During the time he was in Hospital my father began to collect signatures of his fellow patients, written on their carefully pressed & pasted cigarette papers.
The signatures above belong to soldiers of the Queen’s Westminster Regiment, Ward 6, The Cenacle Red Cross Hospital, July 1916. The Badge records the Regiment’s service in South Africa,1906 -1909. County of London. Queen’s Westminsters.Clockwise from top right: Rifleman A.F. Bays (Wills & Co Ltd New Bond Street. Turkish Fine); Rifleman G. Hughes (De Reszke as supplied) & Rifleman W.S. Markwell N.S.
I can imagine that first visit of Pte Bertie’s parents and the stories he told them of his journey home. These memories were still strong in 1967, no doubt re-enforced by frequent reference over the years to his 21st Birthday Autograph Album.
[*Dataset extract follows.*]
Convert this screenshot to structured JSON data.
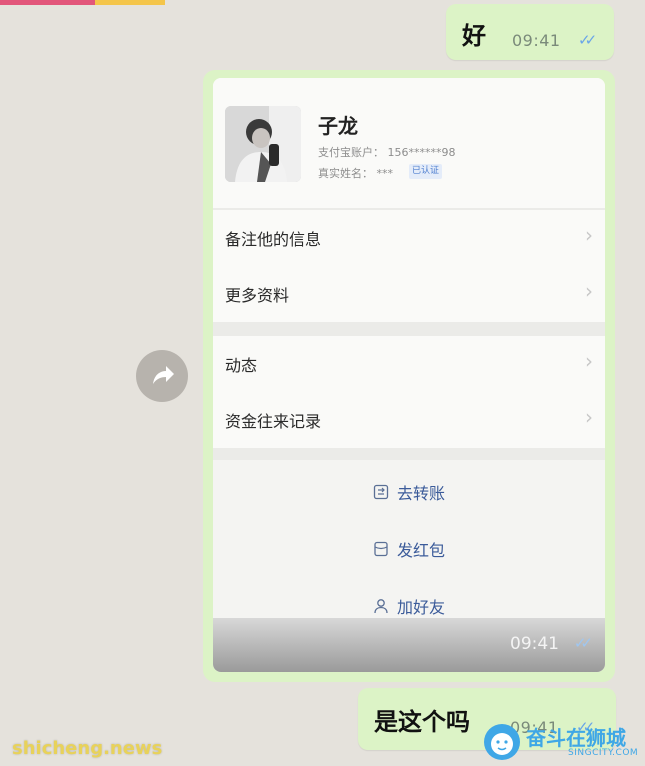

My Memories of the First World War. 1967.
As ‘sorrowful yet alway rejoicing!’(2)– how we rejoiced to see Southampton – and from the railway carriages,what a sight it was to see all the men, women and children – all waving Union Jacks from their back gardens for miles along the line toBirmingham.
When we neared our home town of Walsall we Staffordshire boysthought we would be detrained at Birmingham station,but no, we remained in locked carriages and a rope, stretching all along the platform, kept people away. Nevertheless people threw packets of fags and boxes of chocolates, and other articles of food, towards those soldiers who could get to the windows.
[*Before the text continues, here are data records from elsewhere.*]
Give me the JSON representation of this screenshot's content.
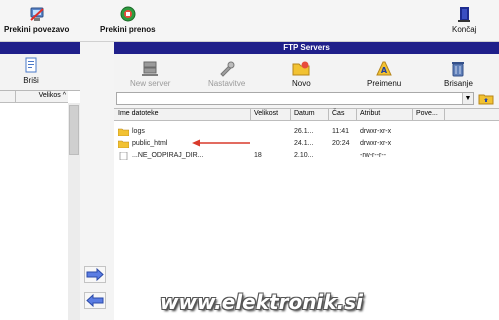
{
  "toolbar": {
    "disconnect_label": "Prekini povezavo",
    "stop_transfer_label": "Prekini prenos",
    "exit_label": "Končaj"
  },
  "left_pane": {
    "edit_label": "Briši",
    "columns": [
      "",
      "Velikos"
    ],
    "sort_indicator": "^"
  },
  "ftp_pane": {
    "title": "FTP Servers",
    "buttons": {
      "new_server": "New server",
      "settings": "Nastavitve",
      "new": "Novo",
      "rename": "Preimenu",
      "delete": "Brisanje"
    },
    "columns": [
      "Ime datoteke",
      "Velikost",
      "Datum",
      "Čas",
      "Atribut",
      "Pove..."
    ],
    "files": [
      {
        "name": "logs",
        "size": "",
        "date": "26.1...",
        "time": "11:41",
        "attr": "drwxr-xr-x",
        "type": "folder"
      },
      {
        "name": "public_html",
        "size": "",
        "date": "24.1...",
        "time": "20:24",
        "attr": "drwxr-xr-x",
        "type": "folder"
      },
      {
        "name": "...NE_ODPIRAJ_DIR...",
        "size": "18",
        "date": "2.10...",
        "time": "",
        "attr": "-rw-r--r--",
        "type": "file"
      }
    ]
  },
  "watermark": "www.elektronik.si",
  "colors": {
    "header_bg": "#1f1f8a",
    "arrow_red": "#d93a2b",
    "arrow_blue": "#4f6fd9"
  }
}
We eventually arrived atBirkenhead, where lots of private cars were waiting to take us to the different hospitals. I was taken in a car with another soldier who was also wounded in his right wrist. I heard later that the poor man died. And so I was left.
It made me think, and ask why my brother was left on the field of Battle, reported wounded and missing, and why my companion in the car, with similar wound as me, had died while I lived on.
I spent seven months in The Cenacle Red Cross Hospital in New Brighton.During that time I asked for my Latin and Greek Grammar books, but found it difficult to study (3).
A friend gave me an autograph book in which I collected autos of the patients, written on cigarettes, which I cut in half and pasted on the pages. I spent my time doing drawings and sketches with my left hand.
(1) Enoch Evans was Vernon Evans’ father,not his brother as it appears here.
(2) ‘As sorrowful yet alway rejoicing’. St Paul.2 Corinthians, 6.10. AD 55 approx. [K.J.V. King James 1st Version, 3rd English translation of Bible, 1604-1611. NB. No major revision of K.J.V. until the RSV (Revised Standard Version) & a whole range of English translations mid 20th Cent. following development of rigorous academic methods of historical biblical criticism; something I was able to share with my Dad in 1960s as he tackled the introduction of new liturgies in the Anglican Church & I studied for my degree.
(3) Latin & Greekwere pre-requisites for training in the Anglican Ministry in my father’s day. The philosophy behind such study is basically the same as it should be today – that anyone seeking to understand and teach biblical literature (as it was first intended by the Gospel writers) must have a working knowledge of1st cent colloquial (‘koine’) Greek as found in the New Testament, beforethey offer an interpretation and attempt to apply it as relevant for the present. A basic qualification in Hebrew is also useful – in understanding the essentially poetic language of the Old Testament/ Hebrew Bible – and as an antidote to misleading literalism. Sadly, too often, one hears interpretations that give a message almost the opposite of a text’s intention in its historical context!
NEXT POST: 29th July 1916.
The WW1 Letters and Drawings of Private Bertie Hibbett, 1/5th South Staffordshire Regiment, to his family in Walsall, will be posted again, one hundred years on, from August 1914 to November 1918, by his daughter Elizabeth Hibbett Webb. The first posting will be the Recruitment Postcard sent by Queen Mary's Grammar School Headmaster to the Hibbett family on holiday in Abergele, Wales.